> **Task brief**
For every record beneath this instruction, give an exact repetition, omitting images.
(Material shown)
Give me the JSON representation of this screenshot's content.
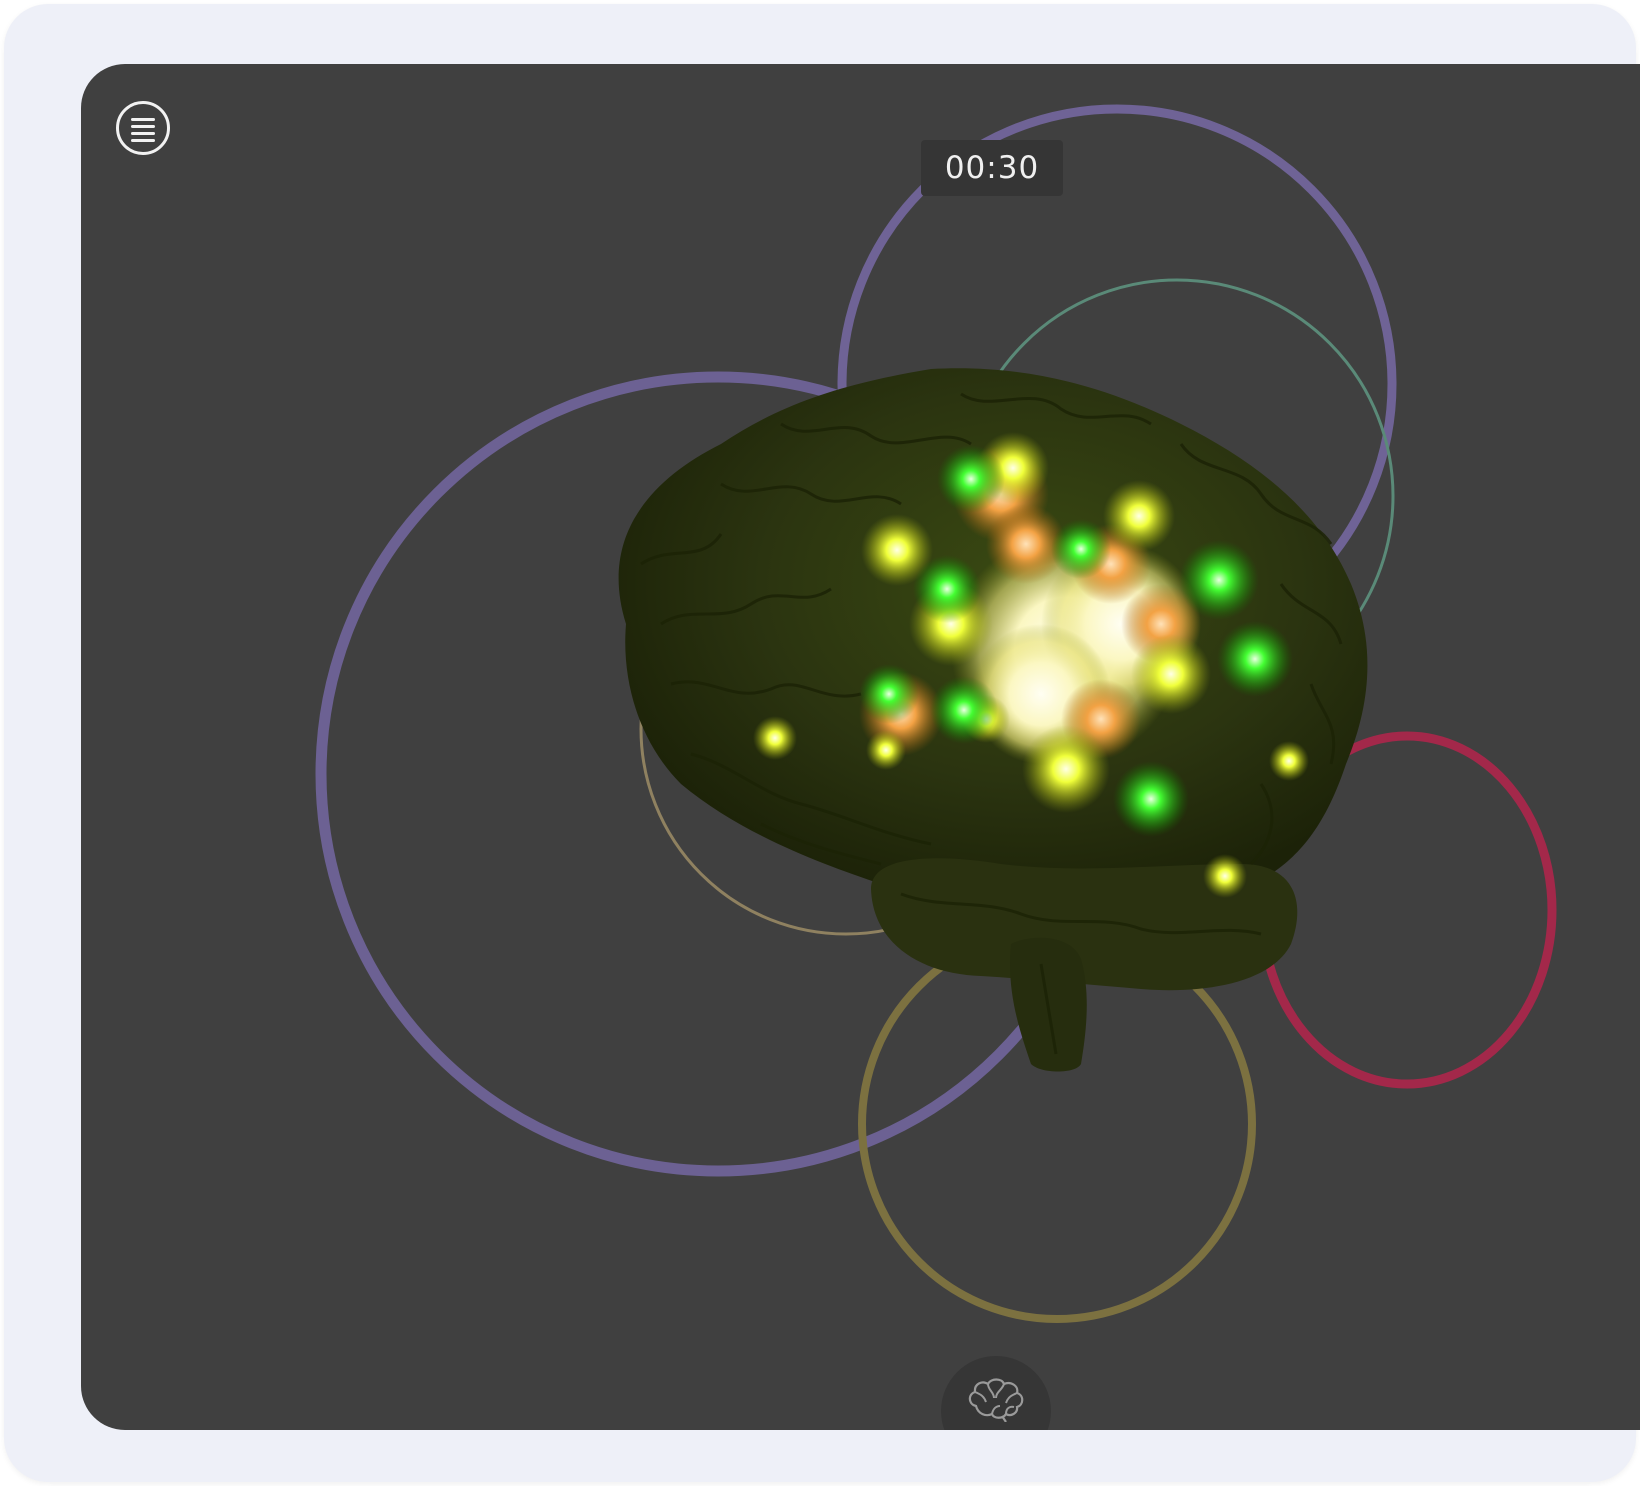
{
  "timer": {
    "value": "00:30"
  },
  "menu": {
    "icon": "hamburger-menu-icon"
  },
  "brain_toggle": {
    "icon": "brain-outline-icon"
  },
  "colors": {
    "frame": "#eef0f8",
    "screen": "#404040",
    "ring_purple": "#6f6396",
    "ring_teal": "#5b8577",
    "ring_tan": "#8a7e5a",
    "ring_olive": "#7a7040",
    "ring_crimson": "#a52a4c",
    "brain": "#2a3010",
    "glow_green": "#33ff33",
    "glow_yellow": "#eaff3a",
    "glow_orange": "#f2a54a",
    "glow_core": "#fffbd0"
  }
}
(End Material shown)
> **Exercise result**
Give me the JSON representation of this screenshot's content.
{
  "timer": {
    "value": "00:30"
  },
  "menu": {
    "icon": "hamburger-menu-icon"
  },
  "brain_toggle": {
    "icon": "brain-outline-icon"
  },
  "colors": {
    "frame": "#eef0f8",
    "screen": "#404040",
    "ring_purple": "#6f6396",
    "ring_teal": "#5b8577",
    "ring_tan": "#8a7e5a",
    "ring_olive": "#7a7040",
    "ring_crimson": "#a52a4c",
    "brain": "#2a3010",
    "glow_green": "#33ff33",
    "glow_yellow": "#eaff3a",
    "glow_orange": "#f2a54a",
    "glow_core": "#fffbd0"
  }
}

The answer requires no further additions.